Repeat every record exactly as written, but leave out the pictures.

|---|

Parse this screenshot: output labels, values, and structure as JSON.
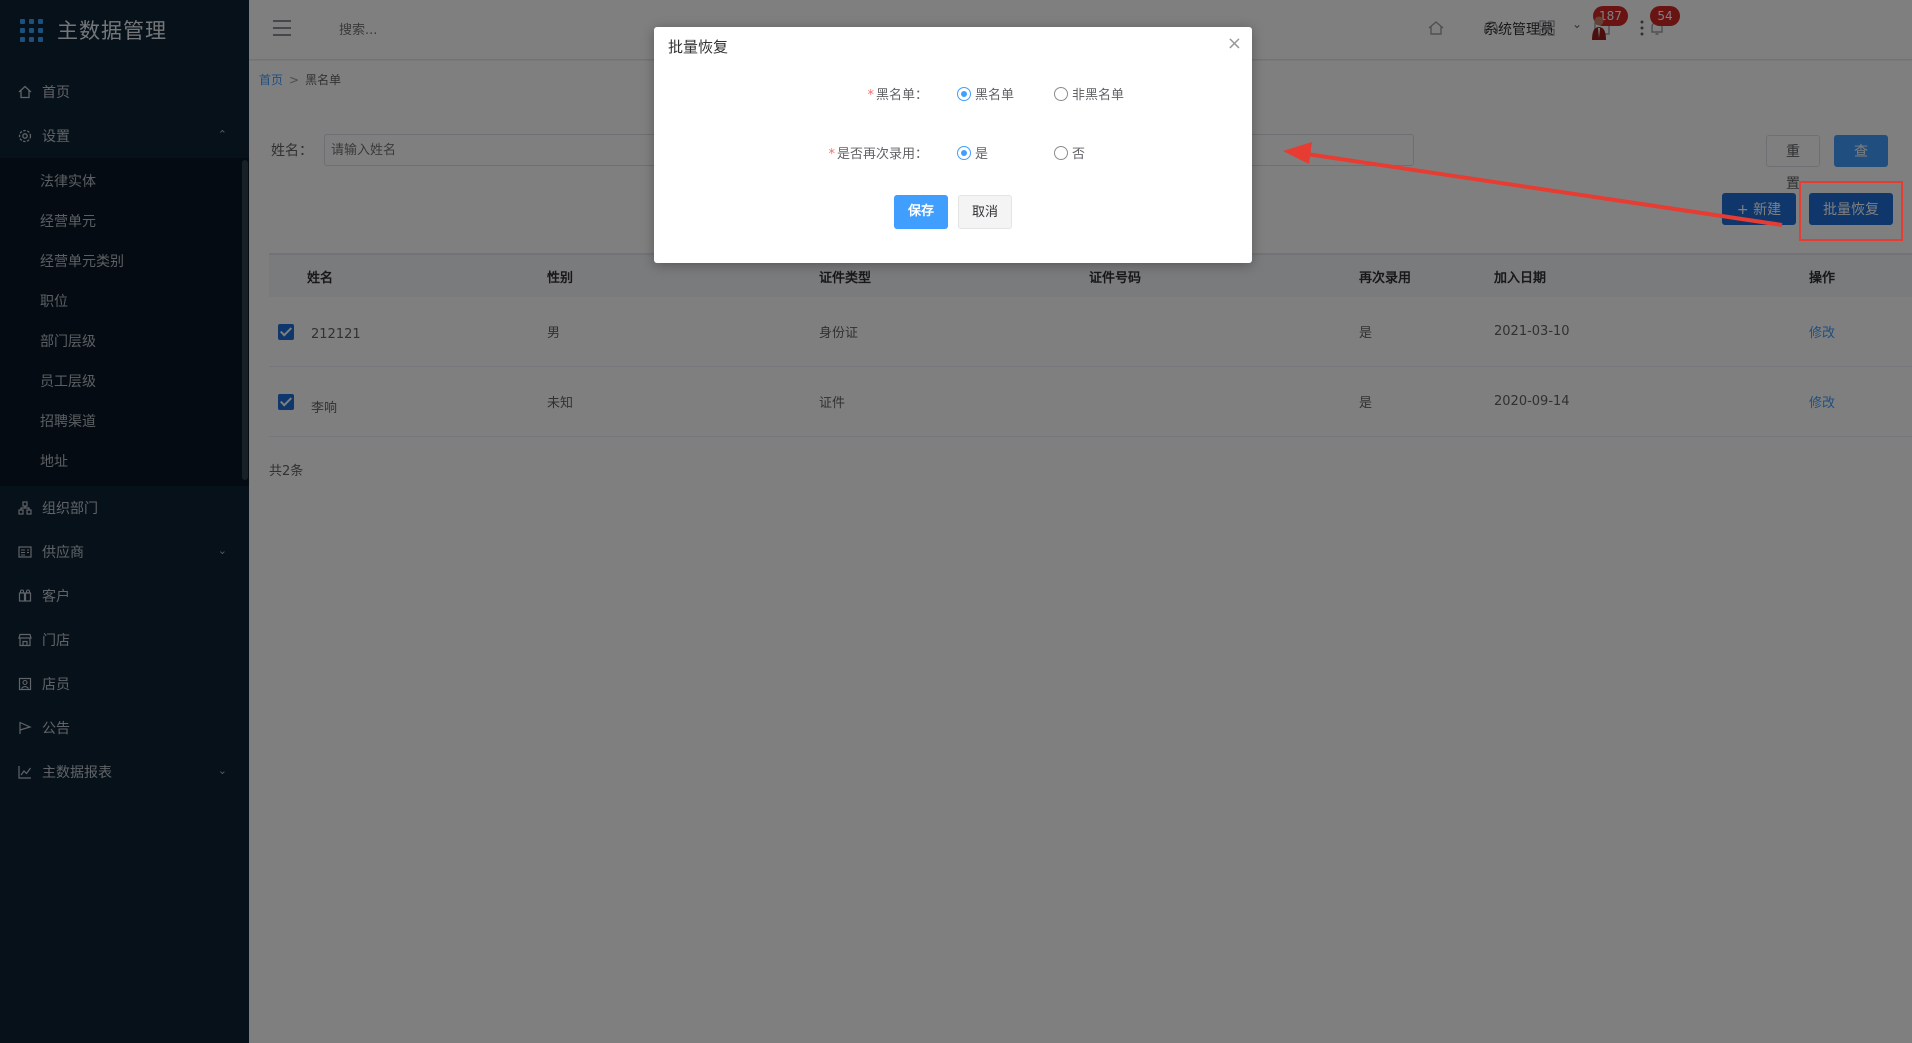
{
  "app": {
    "title": "主数据管理"
  },
  "sidebar": {
    "items": [
      {
        "label": "首页",
        "icon": "home-icon"
      },
      {
        "label": "设置",
        "icon": "gear-icon",
        "expanded": true,
        "children": [
          "法律实体",
          "经营单元",
          "经营单元类别",
          "职位",
          "部门层级",
          "员工层级",
          "招聘渠道",
          "地址"
        ]
      },
      {
        "label": "组织部门",
        "icon": "org-icon"
      },
      {
        "label": "供应商",
        "icon": "supplier-icon",
        "expandable": true
      },
      {
        "label": "客户",
        "icon": "customer-icon"
      },
      {
        "label": "门店",
        "icon": "store-icon"
      },
      {
        "label": "店员",
        "icon": "clerk-icon"
      },
      {
        "label": "公告",
        "icon": "flag-icon"
      },
      {
        "label": "主数据报表",
        "icon": "chart-icon",
        "expandable": true
      }
    ]
  },
  "header": {
    "search_placeholder": "搜索...",
    "badges": {
      "messages": "187",
      "notifications": "54"
    },
    "user_name": "系统管理员"
  },
  "breadcrumb": {
    "home": "首页",
    "separator": ">",
    "current": "黑名单"
  },
  "filter": {
    "name_label": "姓名：",
    "name_placeholder": "请输入姓名",
    "reset_label": "重置",
    "query_label": "查询"
  },
  "actions": {
    "new_label": "新建",
    "batch_restore_label": "批量恢复"
  },
  "table": {
    "headers": [
      "姓名",
      "性别",
      "证件类型",
      "证件号码",
      "再次录用",
      "加入日期",
      "操作"
    ],
    "rows": [
      {
        "name": "212121",
        "gender": "男",
        "id_type": "身份证",
        "id_number": "",
        "rehire": "是",
        "join_date": "2021-03-10",
        "action": "修改",
        "checked": true
      },
      {
        "name": "李响",
        "gender": "未知",
        "id_type": "证件",
        "id_number": "",
        "rehire": "是",
        "join_date": "2020-09-14",
        "action": "修改",
        "checked": true
      }
    ],
    "total": "共2条"
  },
  "dialog": {
    "title": "批量恢复",
    "blacklist_label": "黑名单：",
    "blacklist_options": [
      "黑名单",
      "非黑名单"
    ],
    "blacklist_selected": "黑名单",
    "rehire_label": "是否再次录用：",
    "rehire_options": [
      "是",
      "否"
    ],
    "rehire_selected": "是",
    "save_label": "保存",
    "cancel_label": "取消",
    "close_symbol": "×"
  },
  "colors": {
    "primary": "#409eff",
    "sidebar_bg": "#0e2335",
    "annotation": "#e63c32",
    "badge": "#d32626"
  }
}
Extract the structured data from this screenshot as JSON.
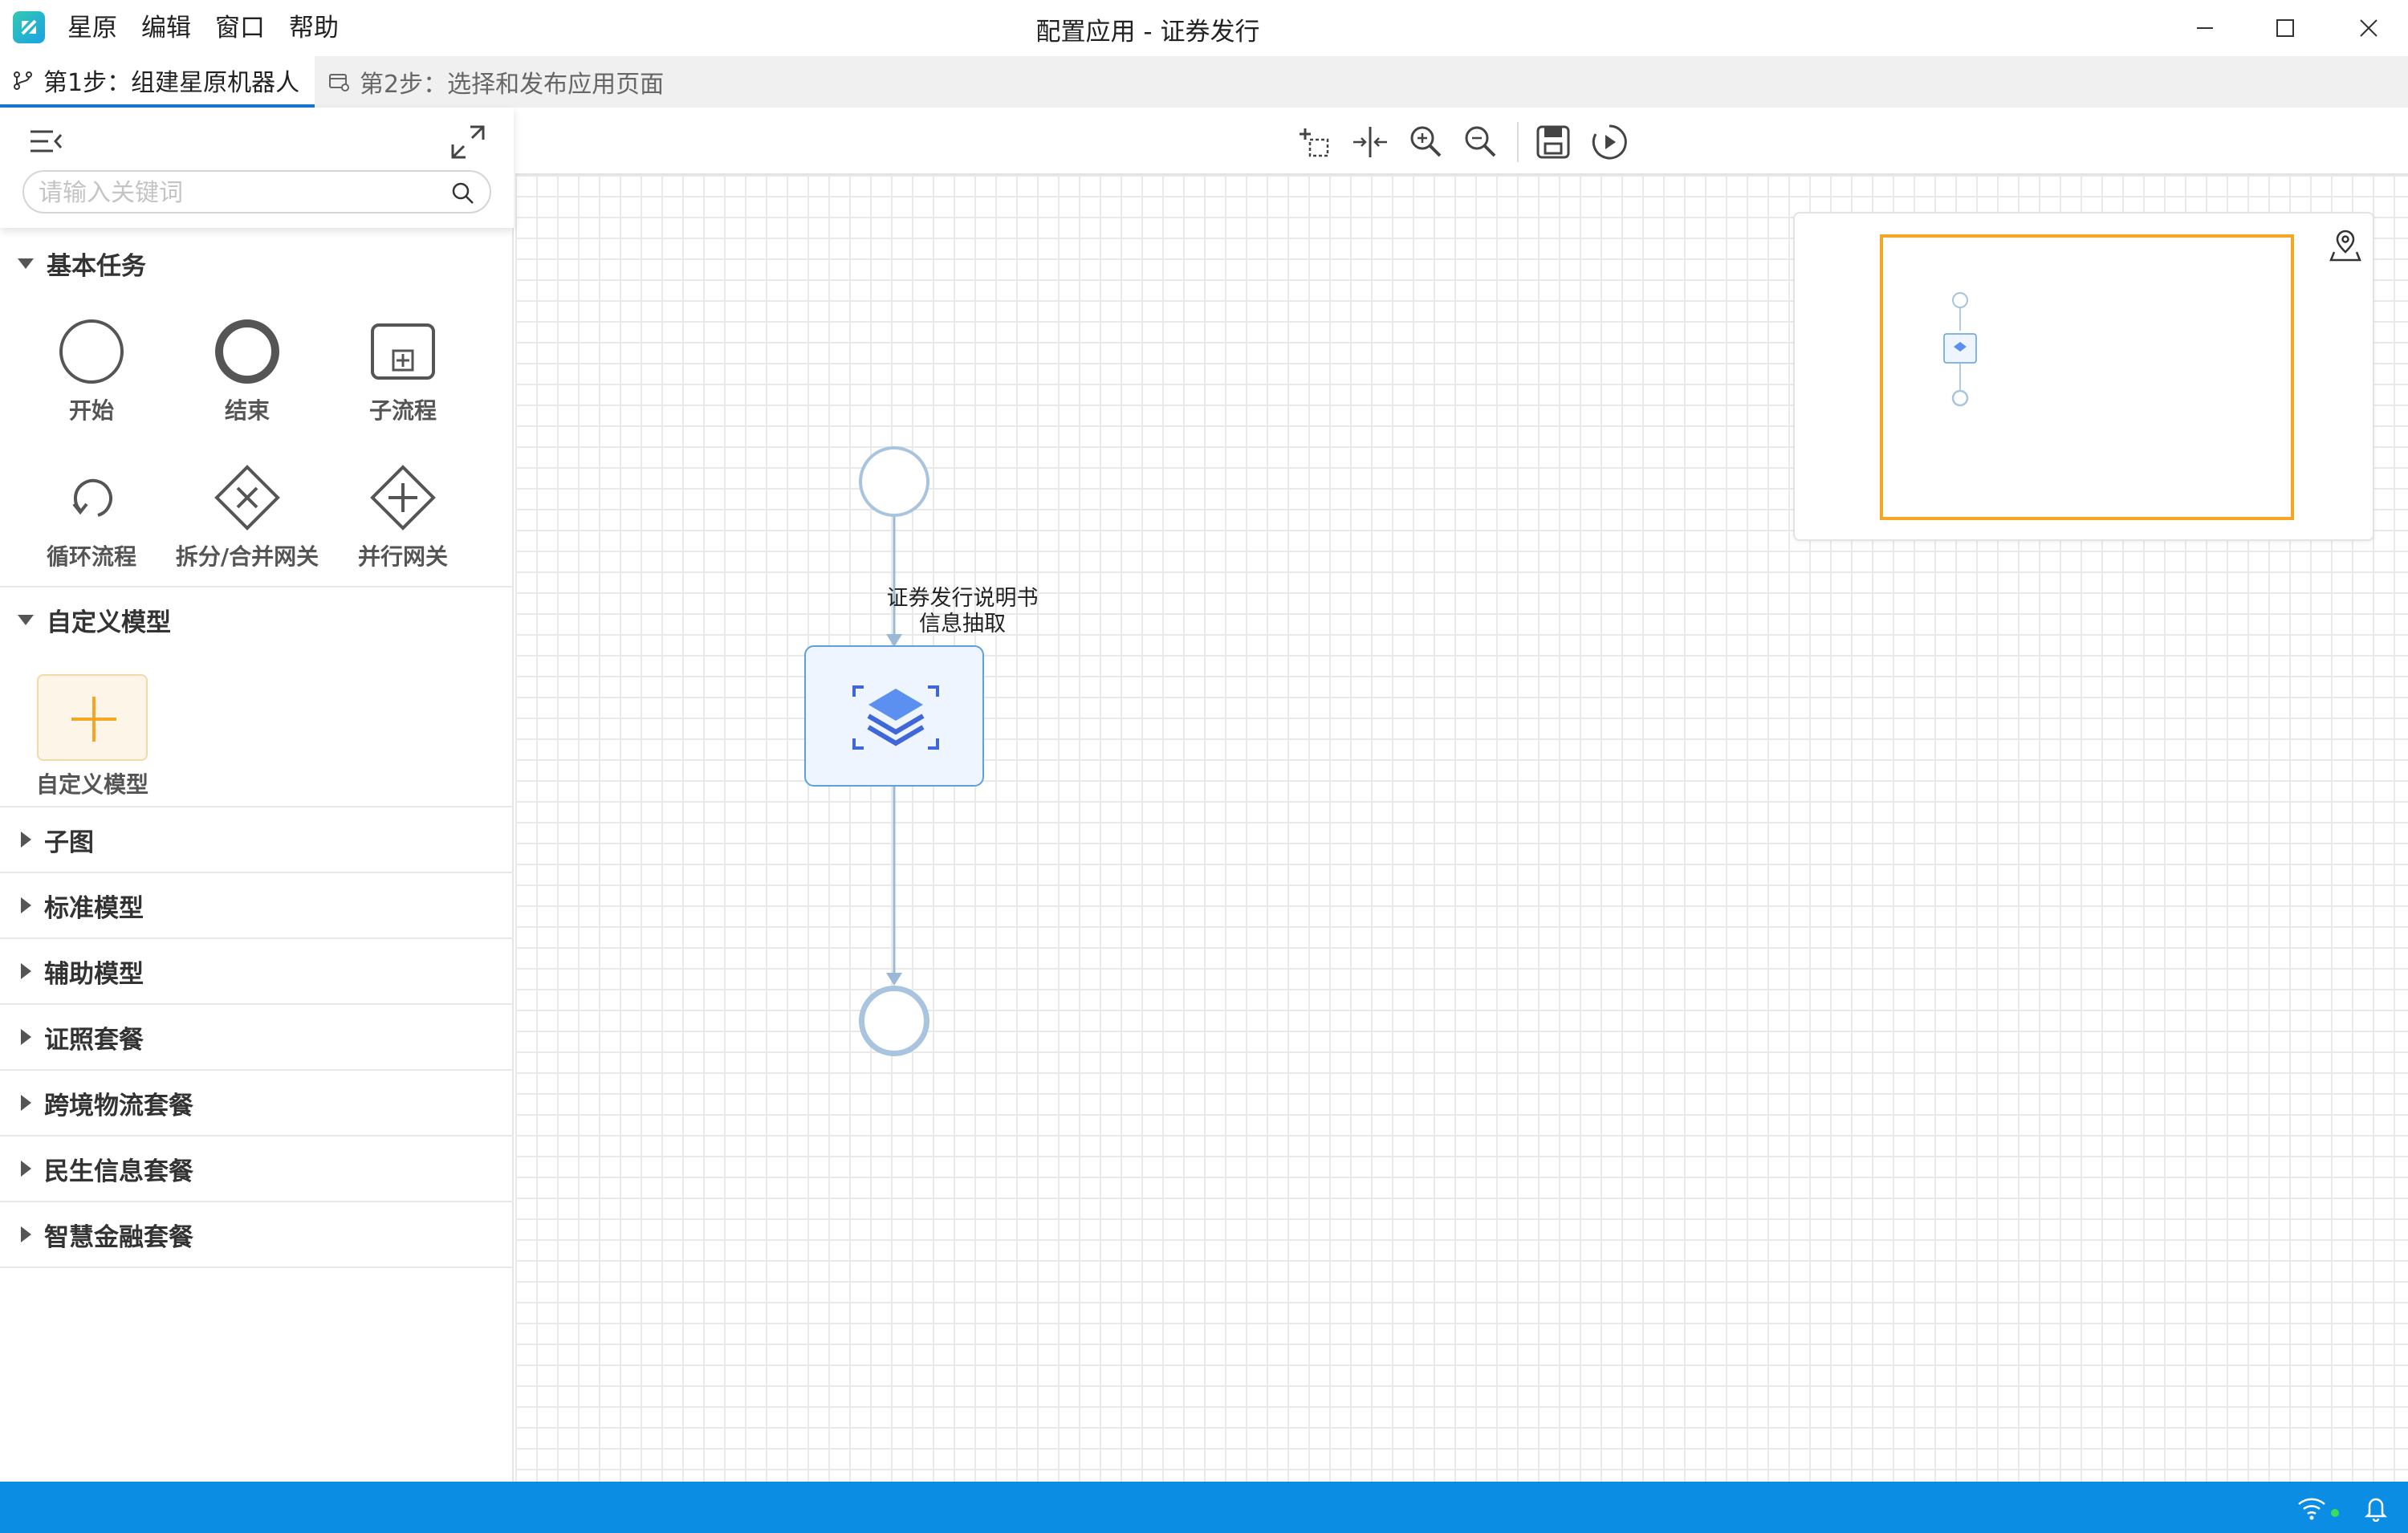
{
  "app": {
    "window_title": "配置应用 - 证券发行",
    "menu": [
      "星原",
      "编辑",
      "窗口",
      "帮助"
    ]
  },
  "tabs": [
    {
      "label": "第1步：组建星原机器人",
      "active": true
    },
    {
      "label": "第2步：选择和发布应用页面",
      "active": false
    }
  ],
  "sidebar": {
    "search_placeholder": "请输入关键词",
    "sections": [
      {
        "title": "基本任务",
        "expanded": true,
        "items": [
          "开始",
          "结束",
          "子流程",
          "循环流程",
          "拆分/合并网关",
          "并行网关"
        ]
      },
      {
        "title": "自定义模型",
        "expanded": true,
        "items": [
          "自定义模型"
        ]
      },
      {
        "title": "子图",
        "expanded": false
      },
      {
        "title": "标准模型",
        "expanded": false
      },
      {
        "title": "辅助模型",
        "expanded": false
      },
      {
        "title": "证照套餐",
        "expanded": false
      },
      {
        "title": "跨境物流套餐",
        "expanded": false
      },
      {
        "title": "民生信息套餐",
        "expanded": false
      },
      {
        "title": "智慧金融套餐",
        "expanded": false
      }
    ]
  },
  "canvas": {
    "toolbar": [
      "select-area-icon",
      "align-icon",
      "zoom-in-icon",
      "zoom-out-icon",
      "save-icon",
      "run-icon"
    ],
    "task_node": {
      "line1": "证券发行说明书",
      "line2": "信息抽取"
    }
  },
  "colors": {
    "accent": "#1677d2",
    "statusbar": "#0b8de4",
    "minimap_viewport": "#f5a623",
    "node_border": "#5e9fe0",
    "custom_model_bg": "#fdf6e8"
  }
}
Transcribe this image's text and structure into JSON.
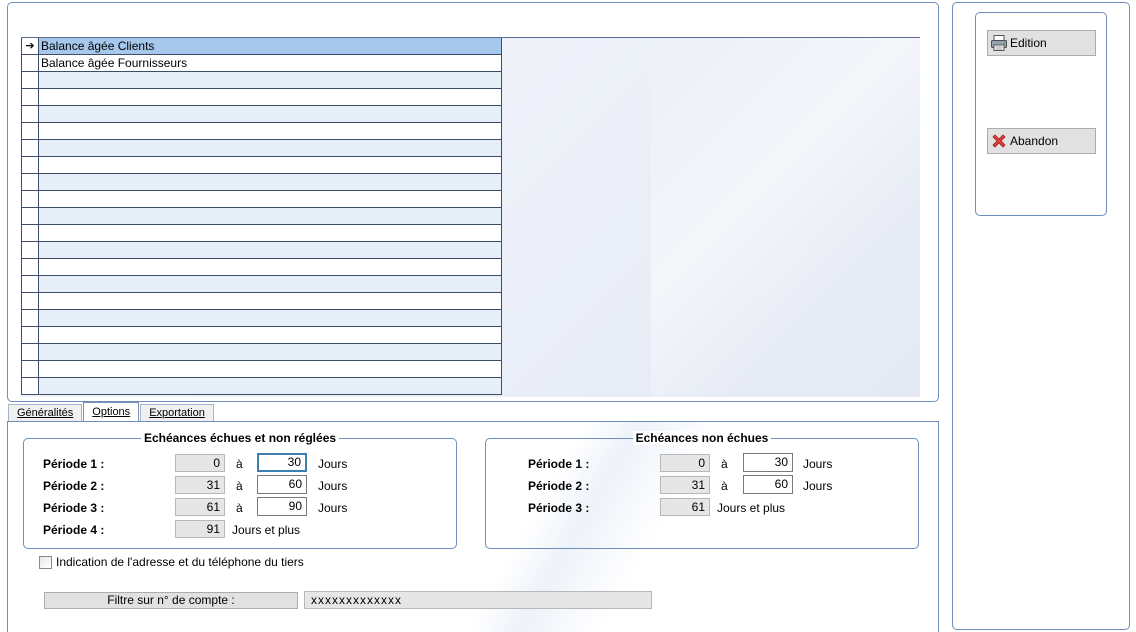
{
  "grid": {
    "current_row_marker": "➔",
    "rows": [
      "Balance âgée Clients",
      "Balance âgée Fournisseurs",
      "",
      "",
      "",
      "",
      "",
      "",
      "",
      "",
      "",
      "",
      "",
      "",
      "",
      "",
      "",
      "",
      "",
      "",
      ""
    ]
  },
  "tabs": [
    "Généralités",
    "Options",
    "Exportation"
  ],
  "active_tab": "Options",
  "groups": {
    "overdue": {
      "title": "Echéances échues et non réglées",
      "periods": [
        {
          "label": "Période 1 :",
          "from": "0",
          "sep": "à",
          "to": "30",
          "unit": "Jours"
        },
        {
          "label": "Période 2 :",
          "from": "31",
          "sep": "à",
          "to": "60",
          "unit": "Jours"
        },
        {
          "label": "Période 3 :",
          "from": "61",
          "sep": "à",
          "to": "90",
          "unit": "Jours"
        },
        {
          "label": "Période 4 :",
          "from": "91",
          "unit": "Jours et plus"
        }
      ]
    },
    "not_due": {
      "title": "Echéances non échues",
      "periods": [
        {
          "label": "Période 1 :",
          "from": "0",
          "sep": "à",
          "to": "30",
          "unit": "Jours"
        },
        {
          "label": "Période 2 :",
          "from": "31",
          "sep": "à",
          "to": "60",
          "unit": "Jours"
        },
        {
          "label": "Période 3 :",
          "from": "61",
          "unit": "Jours et plus"
        }
      ]
    }
  },
  "address_option": {
    "label": "Indication de l'adresse et du téléphone du tiers",
    "checked": false
  },
  "filter": {
    "label": "Filtre sur n° de compte :",
    "value": "xxxxxxxxxxxxx"
  },
  "buttons": {
    "edition": "Edition",
    "abandon": "Abandon"
  },
  "icons": {
    "edition": "printer-icon",
    "abandon": "red-x-icon"
  },
  "colors": {
    "selected_row": "#a6c8ec",
    "alt_row": "#e6eef8",
    "border": "#6d8fc0",
    "focus": "#3c7fb1"
  }
}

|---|

▶ Answer for this exercise
Parse this screenshot: output labels, values, and structure as JSON.
{
  "app": {
    "title": "主数据管理"
  },
  "sidebar": {
    "items": [
      {
        "label": "首页",
        "icon": "home-icon"
      },
      {
        "label": "设置",
        "icon": "gear-icon",
        "expanded": true,
        "children": [
          "法律实体",
          "经营单元",
          "经营单元类别",
          "职位",
          "部门层级",
          "员工层级",
          "招聘渠道",
          "地址"
        ]
      },
      {
        "label": "组织部门",
        "icon": "org-icon"
      },
      {
        "label": "供应商",
        "icon": "supplier-icon",
        "expandable": true
      },
      {
        "label": "客户",
        "icon": "customer-icon"
      },
      {
        "label": "门店",
        "icon": "store-icon"
      },
      {
        "label": "店员",
        "icon": "clerk-icon"
      },
      {
        "label": "公告",
        "icon": "flag-icon"
      },
      {
        "label": "主数据报表",
        "icon": "chart-icon",
        "expandable": true
      }
    ]
  },
  "header": {
    "search_placeholder": "搜索...",
    "badges": {
      "messages": "187",
      "notifications": "54"
    },
    "user_name": "系统管理员"
  },
  "breadcrumb": {
    "home": "首页",
    "separator": ">",
    "current": "黑名单"
  },
  "filter": {
    "name_label": "姓名：",
    "name_placeholder": "请输入姓名",
    "reset_label": "重置",
    "query_label": "查询"
  },
  "actions": {
    "new_label": "新建",
    "batch_restore_label": "批量恢复"
  },
  "table": {
    "headers": [
      "姓名",
      "性别",
      "证件类型",
      "证件号码",
      "再次录用",
      "加入日期",
      "操作"
    ],
    "rows": [
      {
        "name": "212121",
        "gender": "男",
        "id_type": "身份证",
        "id_number": "",
        "rehire": "是",
        "join_date": "2021-03-10",
        "action": "修改",
        "checked": true
      },
      {
        "name": "李响",
        "gender": "未知",
        "id_type": "证件",
        "id_number": "",
        "rehire": "是",
        "join_date": "2020-09-14",
        "action": "修改",
        "checked": true
      }
    ],
    "total": "共2条"
  },
  "dialog": {
    "title": "批量恢复",
    "blacklist_label": "黑名单：",
    "blacklist_options": [
      "黑名单",
      "非黑名单"
    ],
    "blacklist_selected": "黑名单",
    "rehire_label": "是否再次录用：",
    "rehire_options": [
      "是",
      "否"
    ],
    "rehire_selected": "是",
    "save_label": "保存",
    "cancel_label": "取消",
    "close_symbol": "×"
  },
  "colors": {
    "primary": "#409eff",
    "sidebar_bg": "#0e2335",
    "annotation": "#e63c32",
    "badge": "#d32626"
  }
}
Extract the structured data from this screenshot as JSON.
{
  "app": {
    "window_title": "配置应用 - 证券发行",
    "menu": [
      "星原",
      "编辑",
      "窗口",
      "帮助"
    ]
  },
  "tabs": [
    {
      "label": "第1步：组建星原机器人",
      "active": true
    },
    {
      "label": "第2步：选择和发布应用页面",
      "active": false
    }
  ],
  "sidebar": {
    "search_placeholder": "请输入关键词",
    "sections": [
      {
        "title": "基本任务",
        "expanded": true,
        "items": [
          "开始",
          "结束",
          "子流程",
          "循环流程",
          "拆分/合并网关",
          "并行网关"
        ]
      },
      {
        "title": "自定义模型",
        "expanded": true,
        "items": [
          "自定义模型"
        ]
      },
      {
        "title": "子图",
        "expanded": false
      },
      {
        "title": "标准模型",
        "expanded": false
      },
      {
        "title": "辅助模型",
        "expanded": false
      },
      {
        "title": "证照套餐",
        "expanded": false
      },
      {
        "title": "跨境物流套餐",
        "expanded": false
      },
      {
        "title": "民生信息套餐",
        "expanded": false
      },
      {
        "title": "智慧金融套餐",
        "expanded": false
      }
    ]
  },
  "canvas": {
    "toolbar": [
      "select-area-icon",
      "align-icon",
      "zoom-in-icon",
      "zoom-out-icon",
      "save-icon",
      "run-icon"
    ],
    "task_node": {
      "line1": "证券发行说明书",
      "line2": "信息抽取"
    }
  },
  "colors": {
    "accent": "#1677d2",
    "statusbar": "#0b8de4",
    "minimap_viewport": "#f5a623",
    "node_border": "#5e9fe0",
    "custom_model_bg": "#fdf6e8"
  }
}
Transcribe this image's text and structure into JSON.
{
  "grid": {
    "current_row_marker": "➔",
    "rows": [
      "Balance âgée Clients",
      "Balance âgée Fournisseurs",
      "",
      "",
      "",
      "",
      "",
      "",
      "",
      "",
      "",
      "",
      "",
      "",
      "",
      "",
      "",
      "",
      "",
      "",
      ""
    ]
  },
  "tabs": [
    "Généralités",
    "Options",
    "Exportation"
  ],
  "active_tab": "Options",
  "groups": {
    "overdue": {
      "title": "Echéances échues et non réglées",
      "periods": [
        {
          "label": "Période 1 :",
          "from": "0",
          "sep": "à",
          "to": "30",
          "unit": "Jours"
        },
        {
          "label": "Période 2 :",
          "from": "31",
          "sep": "à",
          "to": "60",
          "unit": "Jours"
        },
        {
          "label": "Période 3 :",
          "from": "61",
          "sep": "à",
          "to": "90",
          "unit": "Jours"
        },
        {
          "label": "Période 4 :",
          "from": "91",
          "unit": "Jours et plus"
        }
      ]
    },
    "not_due": {
      "title": "Echéances non échues",
      "periods": [
        {
          "label": "Période 1 :",
          "from": "0",
          "sep": "à",
          "to": "30",
          "unit": "Jours"
        },
        {
          "label": "Période 2 :",
          "from": "31",
          "sep": "à",
          "to": "60",
          "unit": "Jours"
        },
        {
          "label": "Période 3 :",
          "from": "61",
          "unit": "Jours et plus"
        }
      ]
    }
  },
  "address_option": {
    "label": "Indication de l'adresse et du téléphone du tiers",
    "checked": false
  },
  "filter": {
    "label": "Filtre sur n° de compte :",
    "value": "xxxxxxxxxxxxx"
  },
  "buttons": {
    "edition": "Edition",
    "abandon": "Abandon"
  },
  "icons": {
    "edition": "printer-icon",
    "abandon": "red-x-icon"
  },
  "colors": {
    "selected_row": "#a6c8ec",
    "alt_row": "#e6eef8",
    "border": "#6d8fc0",
    "focus": "#3c7fb1"
  }
}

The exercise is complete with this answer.